“The research paper and the press release do mention previous research that found that women with extremely dense breasts had a much higher risk – four to six times as high – of developing breast cancer than women who had the least dense breasts. This looks worrying, given that about 1 in 8 UK women get breast cancer at some time in their lives. But it’s not particularly relevant to this new research. As the press release again makes clear, the average difference in dense breast tissue volume in women who had had COS, compared to those who hadn’t, was actually rather small. It was nowhere near as great as the difference between the lowest and highest density groups in the previous study. If there COS treatment really is linked to an increased risk of breast cancer, and to repeat myself, this study hasn’t established that it definitely is, the increased risk would actually be “modest”, to quote the study’s main author.
Prof. Alastair Sutcliffe, Professor of General Paediatrics, UCL, said:
“Breast cancer is a common disorder amongst women affecting 1 in 11 women in the UK. It has undergone massive improvement in treatments and subsequent survival rates are continuing to increase over the past 25 years plus.

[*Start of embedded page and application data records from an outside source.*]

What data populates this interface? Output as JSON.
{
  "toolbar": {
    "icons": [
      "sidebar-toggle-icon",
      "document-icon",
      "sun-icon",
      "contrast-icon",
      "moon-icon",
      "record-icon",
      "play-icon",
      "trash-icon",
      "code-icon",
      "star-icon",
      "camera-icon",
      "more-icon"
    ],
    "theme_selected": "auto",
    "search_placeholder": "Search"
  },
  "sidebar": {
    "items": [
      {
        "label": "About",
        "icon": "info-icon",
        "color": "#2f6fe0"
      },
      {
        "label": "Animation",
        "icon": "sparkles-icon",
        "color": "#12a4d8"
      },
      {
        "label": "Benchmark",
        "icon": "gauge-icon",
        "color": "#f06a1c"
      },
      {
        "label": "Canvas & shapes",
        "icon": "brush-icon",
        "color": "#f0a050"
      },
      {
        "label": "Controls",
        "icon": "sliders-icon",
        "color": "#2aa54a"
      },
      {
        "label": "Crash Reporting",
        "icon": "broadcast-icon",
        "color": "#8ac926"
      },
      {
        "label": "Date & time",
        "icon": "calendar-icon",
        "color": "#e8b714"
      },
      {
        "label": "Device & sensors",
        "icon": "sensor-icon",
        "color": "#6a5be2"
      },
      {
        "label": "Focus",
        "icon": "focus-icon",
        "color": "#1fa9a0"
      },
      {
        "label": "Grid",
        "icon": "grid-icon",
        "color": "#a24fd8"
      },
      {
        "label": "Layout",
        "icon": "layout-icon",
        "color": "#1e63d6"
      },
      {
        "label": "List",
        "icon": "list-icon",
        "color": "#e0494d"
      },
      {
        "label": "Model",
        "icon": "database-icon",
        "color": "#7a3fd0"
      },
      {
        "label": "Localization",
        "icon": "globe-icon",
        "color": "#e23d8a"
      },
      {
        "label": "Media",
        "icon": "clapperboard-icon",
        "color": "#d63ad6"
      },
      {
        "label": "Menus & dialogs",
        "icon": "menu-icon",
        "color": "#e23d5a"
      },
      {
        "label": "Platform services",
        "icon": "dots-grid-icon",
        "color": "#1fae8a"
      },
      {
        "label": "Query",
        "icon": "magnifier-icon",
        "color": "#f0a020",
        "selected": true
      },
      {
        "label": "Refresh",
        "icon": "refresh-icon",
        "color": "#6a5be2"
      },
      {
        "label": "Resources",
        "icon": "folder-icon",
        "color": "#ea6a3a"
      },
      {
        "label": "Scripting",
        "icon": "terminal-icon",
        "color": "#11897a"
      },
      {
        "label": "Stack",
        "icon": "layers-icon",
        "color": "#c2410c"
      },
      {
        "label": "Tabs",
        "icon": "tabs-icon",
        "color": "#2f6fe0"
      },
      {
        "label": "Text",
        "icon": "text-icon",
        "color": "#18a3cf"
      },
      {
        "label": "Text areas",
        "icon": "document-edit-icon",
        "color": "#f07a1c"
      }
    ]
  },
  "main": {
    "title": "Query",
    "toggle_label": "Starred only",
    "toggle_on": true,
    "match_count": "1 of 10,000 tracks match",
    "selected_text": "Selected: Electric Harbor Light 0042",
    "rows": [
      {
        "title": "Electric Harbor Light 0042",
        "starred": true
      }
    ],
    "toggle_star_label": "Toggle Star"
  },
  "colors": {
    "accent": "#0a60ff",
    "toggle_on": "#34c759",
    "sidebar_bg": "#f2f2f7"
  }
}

“Nonetheless it is relevant to continue to understand its origins and risks. In this study performed in Sweden, a group of 43,313 women had been involved in a study of the controversial test called mammography. One component of mammography is an ability to measure breast tissue density. A simple heuristic is that the more dense the breast tissue, the higher the risk that person will have of getting breast cancer.
“The study reports an increase in the amount of dense breast tissue in women who have a record of infertility and even more so where they had hormone therapies for that infertility. Interestingly the study made no allowance for breast feeding where the women had gone on to have children. This latter natural way of feeding an infant is well known to protect against breast cancer. Nonetheless there is an inference that hormone therapies and infertility per se increase the risk of this higher density breast tissue.
“So what should safely be concluded? First that women with infertility may well be at higher risk of increased amounts of dense breast tissue, furthermore those who have the controlled doses of powerful hormones that are used in fertility treatments may have a still higher risk of this more dense breast tissue. And finally one might consider a higher rate of screening for breast cancer in this group of women via the mammography method.
“However, it is not clear from this report whether this was an ‘a priori hypothesis ‘ driven study or a post hoc analysis, the latter seems more likely. The only real way to demonstrate a true effect of infertility on breast density or furthermore an effect of ART on breast density would be a randomised controlled trial. These findings are plausible but, nonetheless ‘one swallow does not launch a summer’ and it would be irresponsible in the extreme to frighten women who have been sub fertile and had treatment to think that they would be at higher risk of breast cancer.”
‘Association of infertility and fertility treatment with mammographic density in a large screening-based cohort of women: a cross-sectional study’ by Lundberg et al. published in Breast Cancer Research on Wednesday 13th April.
Prof. Paul Pharoah: I have no conflicts of interest to declare
Prof. Kevin McConway: I have no conflicts of interest
Prof. Alastair Sutcliffe: No conflicts of interest